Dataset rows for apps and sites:
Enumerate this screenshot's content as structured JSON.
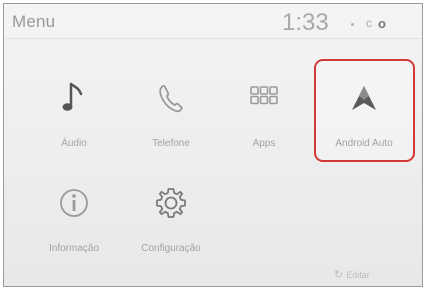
{
  "header": {
    "title": "Menu",
    "time": "1:33",
    "status_icon_a": "c",
    "status_icon_b": "o"
  },
  "tiles": [
    {
      "label": "Áudio",
      "icon": "music-note-icon",
      "interactive": true
    },
    {
      "label": "Telefone",
      "icon": "phone-icon",
      "interactive": true
    },
    {
      "label": "Apps",
      "icon": "apps-grid-icon",
      "interactive": true
    },
    {
      "label": "Android Auto",
      "icon": "android-auto-icon",
      "interactive": true,
      "highlighted": true
    },
    {
      "label": "Informação",
      "icon": "info-icon",
      "interactive": true
    },
    {
      "label": "Configuração",
      "icon": "gear-icon",
      "interactive": true
    }
  ],
  "footer": {
    "edit_label": "Editar"
  },
  "colors": {
    "highlight": "#d23a3a",
    "icon_dark": "#555555",
    "icon_light": "#a9a9a9",
    "text_muted": "#a2a2a2"
  }
}
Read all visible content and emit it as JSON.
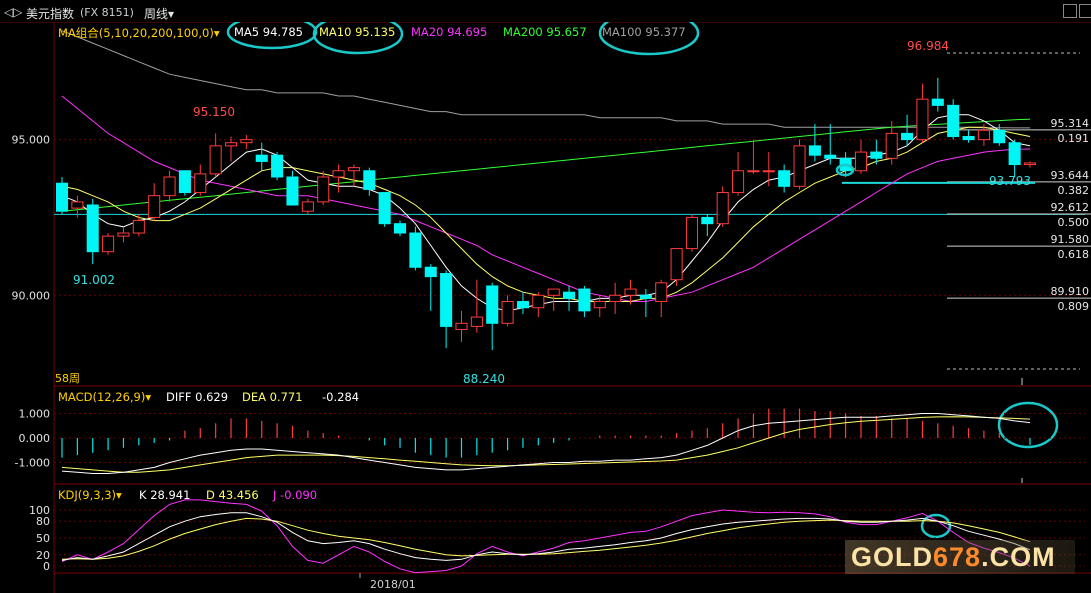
{
  "header": {
    "back_glyph": "◁▷",
    "title": "美元指数",
    "code": "(FX 8151)",
    "period": "周线",
    "period_arrow": "▾"
  },
  "colors": {
    "up": "#ff3b3b",
    "down": "#00f5f5",
    "ma5": "#ffffff",
    "ma10": "#ffff66",
    "ma20": "#ff33ff",
    "ma200": "#33ff33",
    "ma100": "#a0a0a0",
    "highlight_circle": "#19c8c8"
  },
  "main_legend": {
    "group": "MA组合(5,10,20,200,100,0)",
    "group_arrow": "▾",
    "ma5": "MA5 94.785",
    "ma10": "MA10 95.135",
    "ma20": "MA20 94.695",
    "ma200": "MA200 95.657",
    "ma100": "MA100 95.377"
  },
  "price_axis": {
    "labels": [
      "95.000",
      "90.000"
    ],
    "values": [
      95.0,
      90.0
    ]
  },
  "annotations": {
    "high_label": "96.984",
    "left_high": "95.150",
    "left_low": "91.002",
    "bottom_low": "88.240",
    "last_low": "93.793",
    "period_count": "58周"
  },
  "fib_levels": [
    {
      "price": "95.314",
      "ratio": "0.191",
      "value": 95.314
    },
    {
      "price": "93.644",
      "ratio": "0.382",
      "value": 93.644
    },
    {
      "price": "92.612",
      "ratio": "0.500",
      "value": 92.612
    },
    {
      "price": "91.580",
      "ratio": "0.618",
      "value": 91.58
    },
    {
      "price": "89.910",
      "ratio": "0.809",
      "value": 89.91
    }
  ],
  "macd_legend": {
    "name": "MACD(12,26,9)",
    "arrow": "▾",
    "diff": "DIFF 0.629",
    "dea": "DEA 0.771",
    "macd": "-0.284"
  },
  "macd_axis": {
    "labels": [
      "1.000",
      "0.000",
      "-1.000"
    ],
    "values": [
      1.0,
      0.0,
      -1.0
    ]
  },
  "kdj_legend": {
    "name": "KDJ(9,3,3)",
    "arrow": "▾",
    "k": "K 28.941",
    "d": "D 43.456",
    "j": "J -0.090"
  },
  "kdj_axis": {
    "labels": [
      "100",
      "80",
      "50",
      "20",
      "0"
    ],
    "values": [
      100,
      80,
      50,
      20,
      0
    ]
  },
  "date_label": "2018/01",
  "watermark": {
    "prefix": "GOLD",
    "digits": "678",
    "suffix": ".COM"
  },
  "chart_data": {
    "type": "candlestick",
    "ylim": [
      87.6,
      98.2
    ],
    "candles": [
      {
        "o": 93.6,
        "h": 93.8,
        "l": 92.6,
        "c": 92.7
      },
      {
        "o": 92.8,
        "h": 93.2,
        "l": 92.5,
        "c": 93.0
      },
      {
        "o": 92.9,
        "h": 93.1,
        "l": 91.0,
        "c": 91.4
      },
      {
        "o": 91.4,
        "h": 92.0,
        "l": 91.3,
        "c": 91.9
      },
      {
        "o": 91.9,
        "h": 92.2,
        "l": 91.7,
        "c": 92.0
      },
      {
        "o": 92.0,
        "h": 92.6,
        "l": 91.9,
        "c": 92.4
      },
      {
        "o": 92.5,
        "h": 93.6,
        "l": 92.4,
        "c": 93.2
      },
      {
        "o": 93.2,
        "h": 94.0,
        "l": 93.0,
        "c": 93.8
      },
      {
        "o": 94.0,
        "h": 94.0,
        "l": 93.2,
        "c": 93.3
      },
      {
        "o": 93.3,
        "h": 94.2,
        "l": 93.2,
        "c": 93.9
      },
      {
        "o": 93.9,
        "h": 95.2,
        "l": 93.8,
        "c": 94.8
      },
      {
        "o": 94.8,
        "h": 95.1,
        "l": 94.3,
        "c": 94.9
      },
      {
        "o": 94.9,
        "h": 95.15,
        "l": 94.7,
        "c": 95.0
      },
      {
        "o": 94.5,
        "h": 94.9,
        "l": 94.0,
        "c": 94.3
      },
      {
        "o": 94.5,
        "h": 94.6,
        "l": 93.7,
        "c": 93.8
      },
      {
        "o": 93.8,
        "h": 94.0,
        "l": 92.9,
        "c": 92.9
      },
      {
        "o": 92.7,
        "h": 93.1,
        "l": 92.6,
        "c": 93.0
      },
      {
        "o": 93.0,
        "h": 94.0,
        "l": 92.9,
        "c": 93.8
      },
      {
        "o": 93.8,
        "h": 94.2,
        "l": 93.3,
        "c": 94.0
      },
      {
        "o": 94.0,
        "h": 94.2,
        "l": 93.5,
        "c": 94.1
      },
      {
        "o": 94.0,
        "h": 94.1,
        "l": 93.2,
        "c": 93.4
      },
      {
        "o": 93.3,
        "h": 93.3,
        "l": 92.2,
        "c": 92.3
      },
      {
        "o": 92.3,
        "h": 92.4,
        "l": 91.9,
        "c": 92.0
      },
      {
        "o": 92.0,
        "h": 92.2,
        "l": 90.8,
        "c": 90.9
      },
      {
        "o": 90.9,
        "h": 91.0,
        "l": 89.5,
        "c": 90.6
      },
      {
        "o": 90.7,
        "h": 90.8,
        "l": 88.3,
        "c": 89.0
      },
      {
        "o": 88.9,
        "h": 89.5,
        "l": 88.5,
        "c": 89.1
      },
      {
        "o": 89.0,
        "h": 90.5,
        "l": 88.8,
        "c": 89.3
      },
      {
        "o": 90.3,
        "h": 90.4,
        "l": 88.24,
        "c": 89.1
      },
      {
        "o": 89.1,
        "h": 90.0,
        "l": 89.0,
        "c": 89.8
      },
      {
        "o": 89.8,
        "h": 90.1,
        "l": 89.4,
        "c": 89.6
      },
      {
        "o": 89.6,
        "h": 90.1,
        "l": 89.3,
        "c": 90.0
      },
      {
        "o": 90.0,
        "h": 90.2,
        "l": 89.5,
        "c": 90.2
      },
      {
        "o": 90.1,
        "h": 90.3,
        "l": 89.5,
        "c": 89.9
      },
      {
        "o": 90.2,
        "h": 90.3,
        "l": 89.3,
        "c": 89.5
      },
      {
        "o": 89.6,
        "h": 90.0,
        "l": 89.3,
        "c": 89.8
      },
      {
        "o": 89.8,
        "h": 90.4,
        "l": 89.4,
        "c": 90.0
      },
      {
        "o": 90.0,
        "h": 90.5,
        "l": 89.7,
        "c": 90.2
      },
      {
        "o": 90.0,
        "h": 90.2,
        "l": 89.3,
        "c": 89.9
      },
      {
        "o": 89.8,
        "h": 90.5,
        "l": 89.3,
        "c": 90.4
      },
      {
        "o": 90.5,
        "h": 91.5,
        "l": 90.3,
        "c": 91.5
      },
      {
        "o": 91.5,
        "h": 92.6,
        "l": 91.4,
        "c": 92.5
      },
      {
        "o": 92.5,
        "h": 92.6,
        "l": 91.9,
        "c": 92.3
      },
      {
        "o": 92.3,
        "h": 93.5,
        "l": 92.2,
        "c": 93.3
      },
      {
        "o": 93.3,
        "h": 94.6,
        "l": 93.2,
        "c": 94.0
      },
      {
        "o": 94.0,
        "h": 95.0,
        "l": 93.9,
        "c": 94.0
      },
      {
        "o": 94.0,
        "h": 94.6,
        "l": 93.5,
        "c": 94.0
      },
      {
        "o": 94.0,
        "h": 94.2,
        "l": 93.3,
        "c": 93.5
      },
      {
        "o": 93.5,
        "h": 95.0,
        "l": 93.4,
        "c": 94.8
      },
      {
        "o": 94.8,
        "h": 95.5,
        "l": 94.3,
        "c": 94.5
      },
      {
        "o": 94.5,
        "h": 95.5,
        "l": 94.2,
        "c": 94.4
      },
      {
        "o": 94.4,
        "h": 94.6,
        "l": 93.8,
        "c": 94.0
      },
      {
        "o": 94.0,
        "h": 95.0,
        "l": 93.9,
        "c": 94.6
      },
      {
        "o": 94.6,
        "h": 95.0,
        "l": 94.2,
        "c": 94.4
      },
      {
        "o": 94.4,
        "h": 95.6,
        "l": 94.2,
        "c": 95.2
      },
      {
        "o": 95.2,
        "h": 95.8,
        "l": 94.8,
        "c": 95.0
      },
      {
        "o": 95.0,
        "h": 96.8,
        "l": 94.9,
        "c": 96.3
      },
      {
        "o": 96.3,
        "h": 96.984,
        "l": 95.9,
        "c": 96.1
      },
      {
        "o": 96.1,
        "h": 96.3,
        "l": 95.0,
        "c": 95.1
      },
      {
        "o": 95.1,
        "h": 95.3,
        "l": 94.9,
        "c": 95.0
      },
      {
        "o": 95.0,
        "h": 95.5,
        "l": 94.8,
        "c": 95.3
      },
      {
        "o": 95.3,
        "h": 95.5,
        "l": 94.8,
        "c": 94.9
      },
      {
        "o": 94.9,
        "h": 95.0,
        "l": 93.8,
        "c": 94.2
      },
      {
        "o": 94.2,
        "h": 94.3,
        "l": 94.1,
        "c": 94.25
      }
    ],
    "ma5": [
      93.2,
      93.0,
      92.6,
      92.3,
      92.2,
      92.4,
      92.5,
      92.7,
      93.0,
      93.4,
      93.8,
      94.2,
      94.6,
      94.7,
      94.5,
      94.1,
      93.7,
      93.6,
      93.5,
      93.5,
      93.4,
      93.2,
      92.8,
      92.3,
      91.6,
      90.9,
      90.3,
      89.9,
      89.6,
      89.5,
      89.6,
      89.7,
      89.8,
      89.8,
      89.8,
      89.9,
      89.9,
      90.0,
      90.0,
      90.1,
      90.5,
      91.1,
      91.7,
      92.4,
      93.0,
      93.4,
      93.7,
      93.8,
      94.0,
      94.2,
      94.4,
      94.4,
      94.4,
      94.5,
      94.6,
      94.8,
      95.3,
      95.7,
      95.8,
      95.8,
      95.6,
      95.3,
      94.9,
      94.8
    ],
    "ma10": [
      93.5,
      93.4,
      93.2,
      93.0,
      92.7,
      92.5,
      92.4,
      92.4,
      92.6,
      92.8,
      93.1,
      93.4,
      93.7,
      94.0,
      94.1,
      94.1,
      94.0,
      93.9,
      93.8,
      93.7,
      93.6,
      93.4,
      93.2,
      92.9,
      92.5,
      92.0,
      91.5,
      91.0,
      90.6,
      90.3,
      90.1,
      90.0,
      89.9,
      89.9,
      89.8,
      89.8,
      89.8,
      89.8,
      89.9,
      89.9,
      90.1,
      90.4,
      90.8,
      91.2,
      91.7,
      92.2,
      92.6,
      93.0,
      93.3,
      93.6,
      93.8,
      94.0,
      94.1,
      94.3,
      94.4,
      94.6,
      94.9,
      95.2,
      95.3,
      95.4,
      95.4,
      95.3,
      95.2,
      95.1
    ],
    "ma20": [
      96.4,
      96.0,
      95.6,
      95.2,
      94.9,
      94.6,
      94.3,
      94.1,
      93.9,
      93.7,
      93.6,
      93.5,
      93.4,
      93.3,
      93.2,
      93.2,
      93.2,
      93.1,
      93.0,
      92.9,
      92.8,
      92.7,
      92.6,
      92.4,
      92.2,
      92.0,
      91.8,
      91.6,
      91.3,
      91.1,
      90.9,
      90.7,
      90.5,
      90.3,
      90.1,
      90.0,
      89.9,
      89.8,
      89.8,
      89.9,
      90.0,
      90.1,
      90.3,
      90.5,
      90.7,
      90.9,
      91.2,
      91.5,
      91.8,
      92.1,
      92.4,
      92.7,
      93.0,
      93.3,
      93.6,
      93.9,
      94.1,
      94.3,
      94.4,
      94.5,
      94.6,
      94.65,
      94.69,
      94.7
    ],
    "ma100": [
      98.5,
      98.3,
      98.1,
      97.9,
      97.7,
      97.5,
      97.3,
      97.1,
      97.0,
      96.9,
      96.8,
      96.7,
      96.6,
      96.6,
      96.5,
      96.5,
      96.5,
      96.5,
      96.4,
      96.4,
      96.3,
      96.2,
      96.1,
      96.0,
      95.9,
      95.9,
      95.8,
      95.8,
      95.8,
      95.8,
      95.8,
      95.8,
      95.8,
      95.8,
      95.8,
      95.7,
      95.7,
      95.7,
      95.7,
      95.7,
      95.6,
      95.6,
      95.6,
      95.5,
      95.5,
      95.5,
      95.5,
      95.4,
      95.4,
      95.4,
      95.4,
      95.4,
      95.4,
      95.4,
      95.4,
      95.4,
      95.4,
      95.4,
      95.4,
      95.4,
      95.38,
      95.38,
      95.377,
      95.377
    ],
    "ma200": [
      92.7,
      92.75,
      92.8,
      92.85,
      92.9,
      92.95,
      93.0,
      93.05,
      93.1,
      93.15,
      93.2,
      93.25,
      93.3,
      93.35,
      93.4,
      93.45,
      93.5,
      93.55,
      93.6,
      93.65,
      93.7,
      93.75,
      93.8,
      93.85,
      93.9,
      93.95,
      94.0,
      94.05,
      94.1,
      94.15,
      94.2,
      94.25,
      94.3,
      94.35,
      94.4,
      94.45,
      94.5,
      94.55,
      94.6,
      94.65,
      94.7,
      94.75,
      94.8,
      94.85,
      94.9,
      94.95,
      95.0,
      95.05,
      95.1,
      95.15,
      95.2,
      95.25,
      95.3,
      95.35,
      95.4,
      95.43,
      95.46,
      95.49,
      95.52,
      95.55,
      95.58,
      95.61,
      95.64,
      95.657
    ],
    "macd_hist": [
      -0.8,
      -0.7,
      -0.6,
      -0.5,
      -0.4,
      -0.3,
      -0.2,
      -0.1,
      0.3,
      0.4,
      0.6,
      0.8,
      0.8,
      0.7,
      0.6,
      0.5,
      0.3,
      0.2,
      0.1,
      0.0,
      -0.1,
      -0.3,
      -0.4,
      -0.6,
      -0.7,
      -0.8,
      -0.8,
      -0.7,
      -0.6,
      -0.5,
      -0.4,
      -0.3,
      -0.2,
      -0.1,
      0.0,
      0.1,
      0.1,
      0.1,
      0.1,
      0.1,
      0.2,
      0.3,
      0.4,
      0.6,
      0.8,
      1.0,
      1.2,
      1.2,
      1.2,
      1.1,
      1.1,
      1.0,
      0.9,
      0.9,
      0.8,
      0.8,
      0.7,
      0.6,
      0.5,
      0.4,
      0.3,
      0.2,
      0.0,
      -0.284
    ],
    "macd_diff": [
      -1.35,
      -1.4,
      -1.45,
      -1.45,
      -1.4,
      -1.3,
      -1.2,
      -1.0,
      -0.85,
      -0.7,
      -0.6,
      -0.5,
      -0.45,
      -0.45,
      -0.5,
      -0.55,
      -0.6,
      -0.65,
      -0.7,
      -0.8,
      -0.9,
      -1.0,
      -1.1,
      -1.2,
      -1.25,
      -1.3,
      -1.3,
      -1.25,
      -1.2,
      -1.15,
      -1.1,
      -1.05,
      -1.0,
      -1.0,
      -0.95,
      -0.95,
      -0.9,
      -0.9,
      -0.85,
      -0.8,
      -0.7,
      -0.5,
      -0.3,
      0.0,
      0.3,
      0.5,
      0.6,
      0.65,
      0.7,
      0.75,
      0.8,
      0.85,
      0.85,
      0.85,
      0.9,
      0.95,
      1.0,
      1.0,
      0.95,
      0.9,
      0.85,
      0.8,
      0.7,
      0.629
    ],
    "macd_dea": [
      -1.2,
      -1.25,
      -1.3,
      -1.35,
      -1.4,
      -1.4,
      -1.35,
      -1.3,
      -1.2,
      -1.1,
      -1.0,
      -0.9,
      -0.8,
      -0.75,
      -0.7,
      -0.7,
      -0.7,
      -0.7,
      -0.72,
      -0.75,
      -0.8,
      -0.85,
      -0.9,
      -0.95,
      -1.0,
      -1.05,
      -1.1,
      -1.12,
      -1.13,
      -1.13,
      -1.12,
      -1.1,
      -1.08,
      -1.06,
      -1.04,
      -1.02,
      -1.0,
      -0.98,
      -0.96,
      -0.94,
      -0.9,
      -0.8,
      -0.7,
      -0.55,
      -0.4,
      -0.2,
      0.0,
      0.2,
      0.35,
      0.45,
      0.55,
      0.62,
      0.68,
      0.72,
      0.76,
      0.8,
      0.84,
      0.86,
      0.87,
      0.86,
      0.84,
      0.82,
      0.8,
      0.771
    ],
    "kdj_k": [
      10,
      15,
      12,
      18,
      25,
      40,
      55,
      70,
      80,
      88,
      92,
      95,
      95,
      88,
      78,
      60,
      45,
      40,
      42,
      45,
      40,
      30,
      22,
      15,
      12,
      10,
      12,
      20,
      25,
      22,
      20,
      22,
      25,
      30,
      32,
      35,
      38,
      42,
      45,
      50,
      58,
      65,
      70,
      75,
      78,
      80,
      82,
      84,
      85,
      85,
      84,
      80,
      78,
      78,
      80,
      82,
      85,
      80,
      72,
      62,
      55,
      48,
      40,
      28.941
    ],
    "kdj_d": [
      12,
      13,
      12,
      14,
      18,
      26,
      36,
      48,
      58,
      66,
      74,
      80,
      85,
      84,
      80,
      72,
      64,
      58,
      53,
      50,
      47,
      42,
      36,
      30,
      25,
      20,
      18,
      19,
      20,
      21,
      21,
      21,
      22,
      24,
      26,
      28,
      31,
      34,
      37,
      41,
      46,
      52,
      58,
      63,
      68,
      72,
      75,
      78,
      80,
      81,
      82,
      81,
      80,
      80,
      80,
      80,
      81,
      80,
      77,
      72,
      66,
      60,
      52,
      43.456
    ],
    "kdj_j": [
      8,
      20,
      12,
      25,
      40,
      65,
      90,
      110,
      118,
      118,
      115,
      112,
      110,
      98,
      72,
      35,
      10,
      5,
      20,
      35,
      25,
      8,
      -5,
      -12,
      -10,
      -8,
      0,
      22,
      35,
      25,
      18,
      25,
      32,
      42,
      45,
      50,
      55,
      60,
      62,
      70,
      80,
      90,
      95,
      100,
      98,
      96,
      95,
      96,
      95,
      93,
      88,
      78,
      74,
      74,
      80,
      86,
      94,
      80,
      60,
      42,
      32,
      24,
      14,
      -0.09
    ]
  }
}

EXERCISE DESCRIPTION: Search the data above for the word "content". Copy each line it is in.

EXERCISE OUTPUT:
Enumerate this screenshot's content as structured JSON.
Read all visible content and emit it as JSON.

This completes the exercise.